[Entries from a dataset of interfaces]
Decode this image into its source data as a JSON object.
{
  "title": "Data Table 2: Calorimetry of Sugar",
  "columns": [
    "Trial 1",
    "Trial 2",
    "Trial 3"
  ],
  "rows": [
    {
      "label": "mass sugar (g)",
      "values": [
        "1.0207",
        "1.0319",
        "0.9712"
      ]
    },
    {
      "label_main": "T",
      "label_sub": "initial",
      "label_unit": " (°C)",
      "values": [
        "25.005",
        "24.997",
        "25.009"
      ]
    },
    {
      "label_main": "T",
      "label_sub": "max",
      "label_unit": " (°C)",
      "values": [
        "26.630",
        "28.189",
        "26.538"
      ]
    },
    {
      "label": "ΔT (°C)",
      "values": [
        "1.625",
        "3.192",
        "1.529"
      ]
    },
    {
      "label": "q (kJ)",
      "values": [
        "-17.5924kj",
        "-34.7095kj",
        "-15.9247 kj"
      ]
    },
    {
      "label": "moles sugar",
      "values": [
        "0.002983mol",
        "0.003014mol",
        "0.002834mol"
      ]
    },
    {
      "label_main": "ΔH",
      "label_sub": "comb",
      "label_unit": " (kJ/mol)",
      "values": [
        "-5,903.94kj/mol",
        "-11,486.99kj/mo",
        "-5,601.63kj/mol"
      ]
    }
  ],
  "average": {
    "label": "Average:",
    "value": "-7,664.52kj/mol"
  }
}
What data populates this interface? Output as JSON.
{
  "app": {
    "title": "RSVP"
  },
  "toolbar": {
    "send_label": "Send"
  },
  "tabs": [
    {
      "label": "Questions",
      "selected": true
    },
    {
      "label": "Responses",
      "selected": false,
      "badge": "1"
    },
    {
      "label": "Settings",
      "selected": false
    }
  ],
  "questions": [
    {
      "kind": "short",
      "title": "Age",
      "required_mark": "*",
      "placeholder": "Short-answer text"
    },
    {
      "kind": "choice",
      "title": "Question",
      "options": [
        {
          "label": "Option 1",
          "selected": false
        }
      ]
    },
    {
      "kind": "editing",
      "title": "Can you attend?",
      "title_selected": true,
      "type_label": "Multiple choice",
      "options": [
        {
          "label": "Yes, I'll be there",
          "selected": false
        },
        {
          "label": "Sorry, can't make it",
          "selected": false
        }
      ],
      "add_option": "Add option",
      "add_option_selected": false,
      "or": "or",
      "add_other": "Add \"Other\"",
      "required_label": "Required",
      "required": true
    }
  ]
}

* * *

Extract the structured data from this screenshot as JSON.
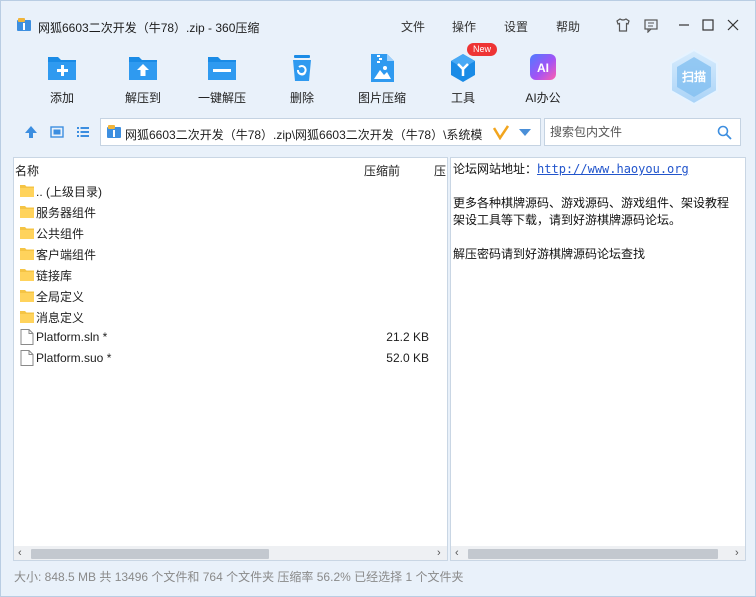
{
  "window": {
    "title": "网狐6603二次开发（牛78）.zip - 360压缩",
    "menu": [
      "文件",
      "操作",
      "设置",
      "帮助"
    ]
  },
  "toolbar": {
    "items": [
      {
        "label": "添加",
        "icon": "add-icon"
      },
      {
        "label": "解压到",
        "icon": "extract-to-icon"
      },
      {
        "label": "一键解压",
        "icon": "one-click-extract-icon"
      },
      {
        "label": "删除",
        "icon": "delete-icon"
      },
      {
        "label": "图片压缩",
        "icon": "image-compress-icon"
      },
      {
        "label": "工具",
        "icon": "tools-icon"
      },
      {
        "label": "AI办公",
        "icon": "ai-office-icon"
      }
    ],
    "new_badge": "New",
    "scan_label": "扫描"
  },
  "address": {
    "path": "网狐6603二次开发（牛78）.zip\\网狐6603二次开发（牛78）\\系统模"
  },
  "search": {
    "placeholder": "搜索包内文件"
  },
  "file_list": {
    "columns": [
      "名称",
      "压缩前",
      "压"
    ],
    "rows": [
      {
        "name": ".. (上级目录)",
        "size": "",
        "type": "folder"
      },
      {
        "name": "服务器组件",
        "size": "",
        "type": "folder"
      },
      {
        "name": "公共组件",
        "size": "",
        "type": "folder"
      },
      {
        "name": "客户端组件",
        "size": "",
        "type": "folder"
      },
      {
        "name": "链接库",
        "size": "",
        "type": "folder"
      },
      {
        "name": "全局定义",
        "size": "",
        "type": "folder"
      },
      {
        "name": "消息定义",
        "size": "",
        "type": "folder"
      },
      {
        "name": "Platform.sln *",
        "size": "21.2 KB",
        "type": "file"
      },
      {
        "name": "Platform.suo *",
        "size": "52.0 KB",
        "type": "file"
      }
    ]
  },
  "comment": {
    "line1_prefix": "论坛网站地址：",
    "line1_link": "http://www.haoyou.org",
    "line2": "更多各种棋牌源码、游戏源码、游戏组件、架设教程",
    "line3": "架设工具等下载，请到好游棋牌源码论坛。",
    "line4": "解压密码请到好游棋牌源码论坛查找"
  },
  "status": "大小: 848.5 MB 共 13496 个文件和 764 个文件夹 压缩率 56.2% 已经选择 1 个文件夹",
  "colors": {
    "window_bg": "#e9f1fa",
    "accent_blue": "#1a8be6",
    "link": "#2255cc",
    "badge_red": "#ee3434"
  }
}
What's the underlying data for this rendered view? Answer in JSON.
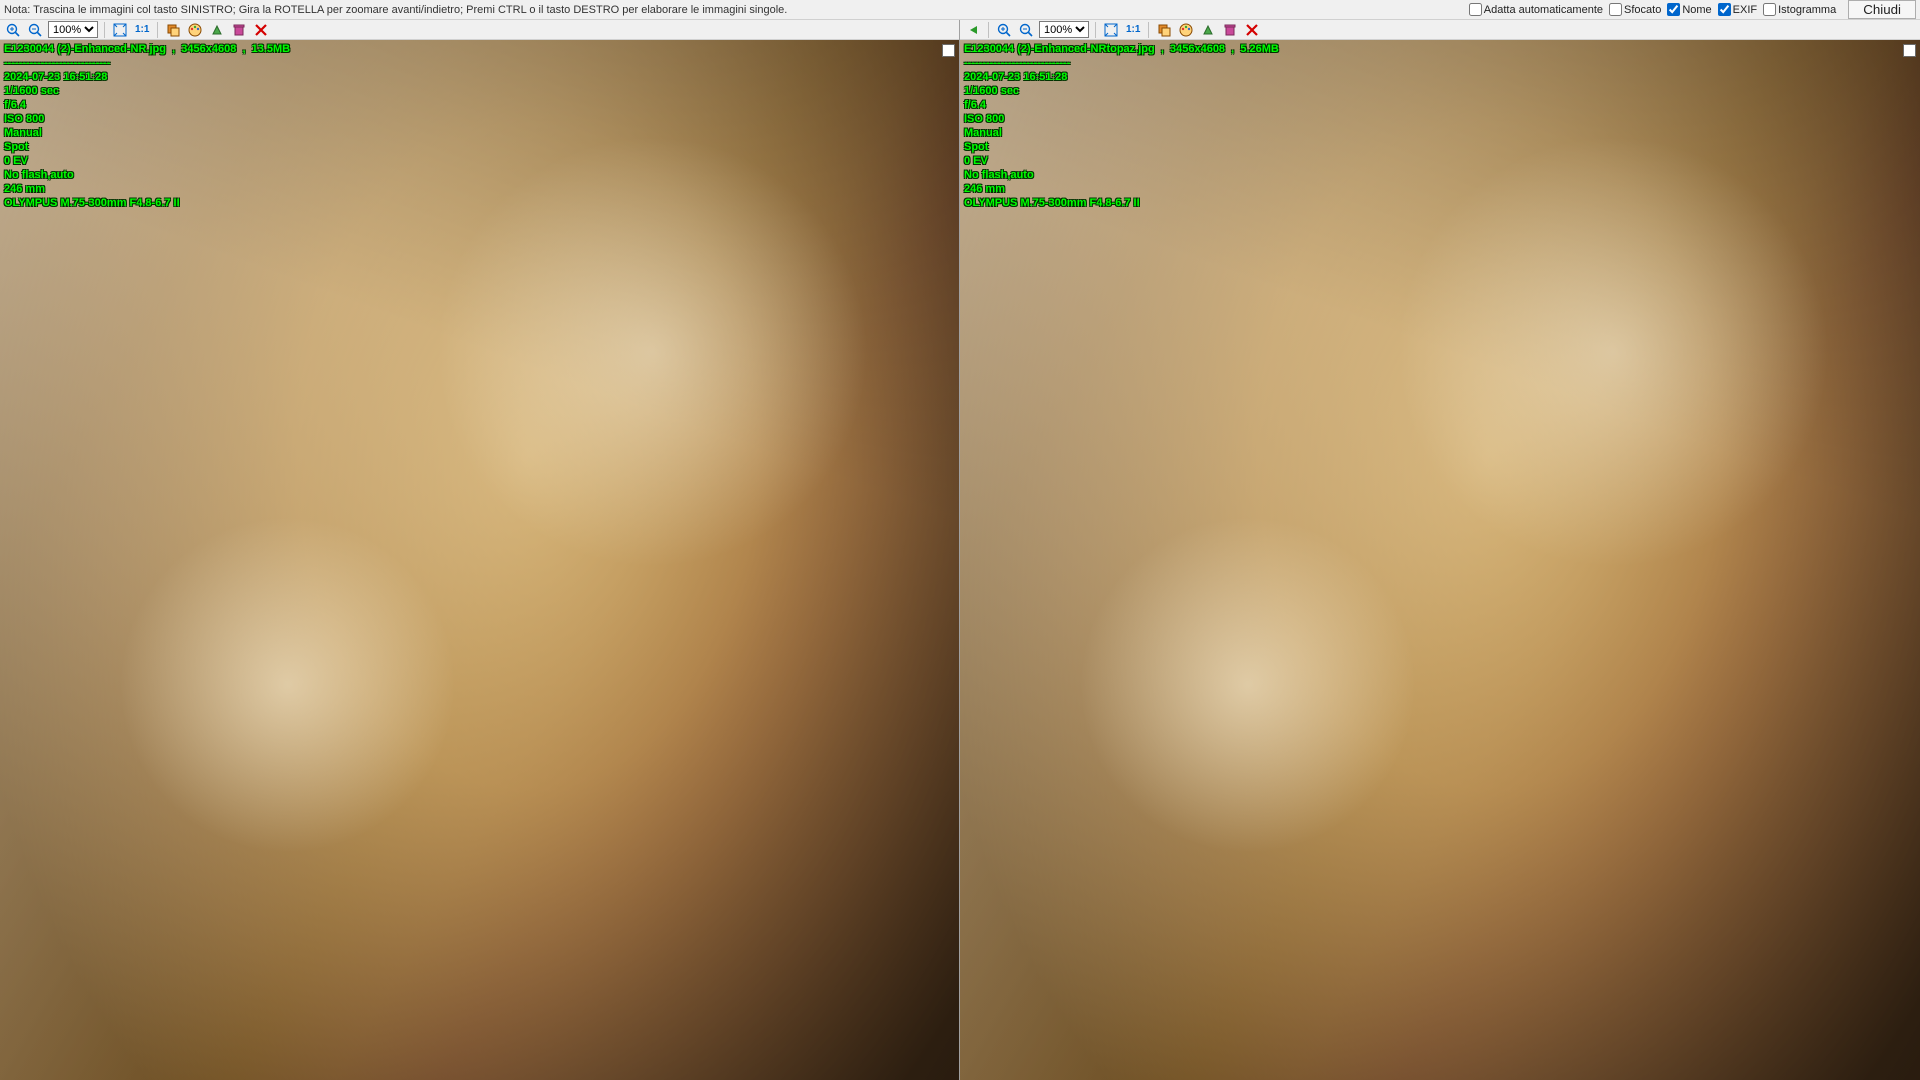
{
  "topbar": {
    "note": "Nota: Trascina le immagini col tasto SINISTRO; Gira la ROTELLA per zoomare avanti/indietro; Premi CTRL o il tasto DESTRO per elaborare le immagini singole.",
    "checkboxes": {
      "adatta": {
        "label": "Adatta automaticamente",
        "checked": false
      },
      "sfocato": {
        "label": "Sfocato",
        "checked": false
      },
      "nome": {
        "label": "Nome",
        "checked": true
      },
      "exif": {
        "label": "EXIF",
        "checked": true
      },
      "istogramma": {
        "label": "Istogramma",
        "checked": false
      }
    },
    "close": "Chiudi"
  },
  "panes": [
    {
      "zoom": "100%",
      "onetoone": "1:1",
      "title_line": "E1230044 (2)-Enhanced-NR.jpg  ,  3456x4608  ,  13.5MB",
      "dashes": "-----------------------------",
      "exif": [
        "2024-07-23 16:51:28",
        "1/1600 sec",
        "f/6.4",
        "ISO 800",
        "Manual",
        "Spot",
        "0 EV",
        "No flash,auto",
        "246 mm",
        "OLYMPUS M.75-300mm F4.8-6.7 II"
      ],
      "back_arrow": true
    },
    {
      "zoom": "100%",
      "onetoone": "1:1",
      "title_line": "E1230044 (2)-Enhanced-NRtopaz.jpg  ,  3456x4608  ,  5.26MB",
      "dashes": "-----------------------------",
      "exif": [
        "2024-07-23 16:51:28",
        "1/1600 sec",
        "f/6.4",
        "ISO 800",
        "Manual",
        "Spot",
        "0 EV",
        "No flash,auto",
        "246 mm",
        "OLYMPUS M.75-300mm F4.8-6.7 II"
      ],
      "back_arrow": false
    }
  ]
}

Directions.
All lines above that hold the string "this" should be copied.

Response area.
Decode this image into its source data as a JSON object.
What data populates this interface? Output as JSON.
Extract the structured data from this screenshot as JSON.
What's the underlying data for this rendered view? Answer in JSON.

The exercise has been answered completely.